Eco-Inspiration 6: Confession

Alright guys, I have a confession to make.  I have never actually finished reading A Sand County Almanac.  Those of you who know the book are, I’m sure, instantly scandalized.  The much acclaimed work by visionary and Land-Ethic developer Aldo Leopold has been inspiring conservationists and green warriors since 1949.  I have owned not one, but two copies of this book.  I leaf through it and sort of treat it like poetry.  It is, after all, beautifully written.  But for some reason, I have never read it cover to cover.  I am always so moved and uplifted by Leopold’s words, and I have decided that this spring I will read this book!  So, with blog as my witness, I will finish this book by the end of the spring quarter (June).  Once I have finished, I will report back with my feelings about the text and how reading it straight through differed from my cafeteria style readings of the past.  Anyone else want to read along?

In keeping with the theme, I thought I would share with you all one of my favorite passages from the book.  This is equal parts sad and inspiring to me, as it really sets into clear context what we stand to loose if we do not make concerted efforts at conservation.  I hope you enjoy it.

The last Passenger pigeon. Crd. Wikipedia

“Our grandfathers were less well-housed, well-fed, well-clothed than we are. The striving by which they bettered their lot are also those which deprived us of [Passenger] pigeons. Perhaps we now grieve because we are not sure, in our hearts, that we have gained by the exchange. The gadgets of industry bring us more comforts than the pigeons did, but do they add as much to the glory of the spring?

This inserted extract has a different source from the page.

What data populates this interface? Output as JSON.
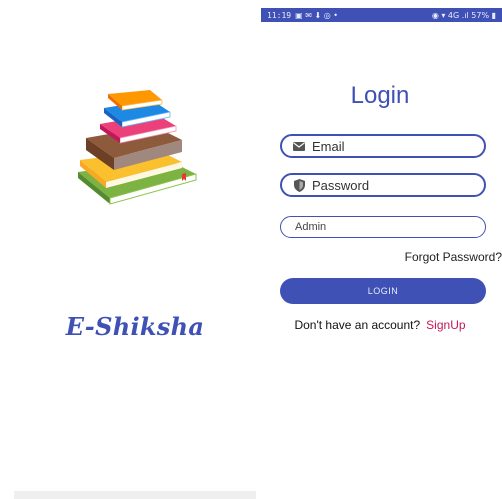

It is a century now since Darwin gave us the first glimpse of the origin of the species. We know now what was unknown to all the preceding caravan of generations: that men are only fellow-voyagers with other creatures in the odyssey of evolution. This new knowledge should have given us, by this time, a sense of kinship with fellow-creatures; a wish to live and let live; a sense of wonder over the magnitude and duration of the biotic enterprise.

Above all we should, in the century since Darwin, have come to know that man, while captain of the adventuring ship, is hardly the sole object of its quest, and that his prior assumptions to this effect arose from the simple necessity of whistling in the dark.

These things, I say, should have come to us. I fear they have not come to many.

For one species to mourn the death of another is a new thing under the sun. The Cro-Magnon who slew the last mammoth thought only of steaks. The sportsman who shot the last [Passenger] pigeon thought only of his prowess. The sailor who clubbed the last auck thought of nothing at all. But we, who have lost our pigeons, mourn the loss.”

Aldo Leopold, from A Sand County Almanac 


Last Word:  As I said, I find this rather sad quotation inspiring.  Perhaps you don’t agree, but this is exactly the sort of situation I strive to avoid.  If you would like some more information about the Passenger pigeon, start with this pretty good Wiki article.  It is a truly sad story, but one worth knowing.  In related news, there are a few classic, popular ecological novels I’ve been meaning (literally for years) to read.  Silent Spring and the Sea around Us are at the top of that list.  Anyone interested in a book club via the blog?

What do you think?  Have you ever heard the story of the Passenger pigeon?  Have you ever read A Sand County Almanac?  Would you have any interest in an ecologically themed book club?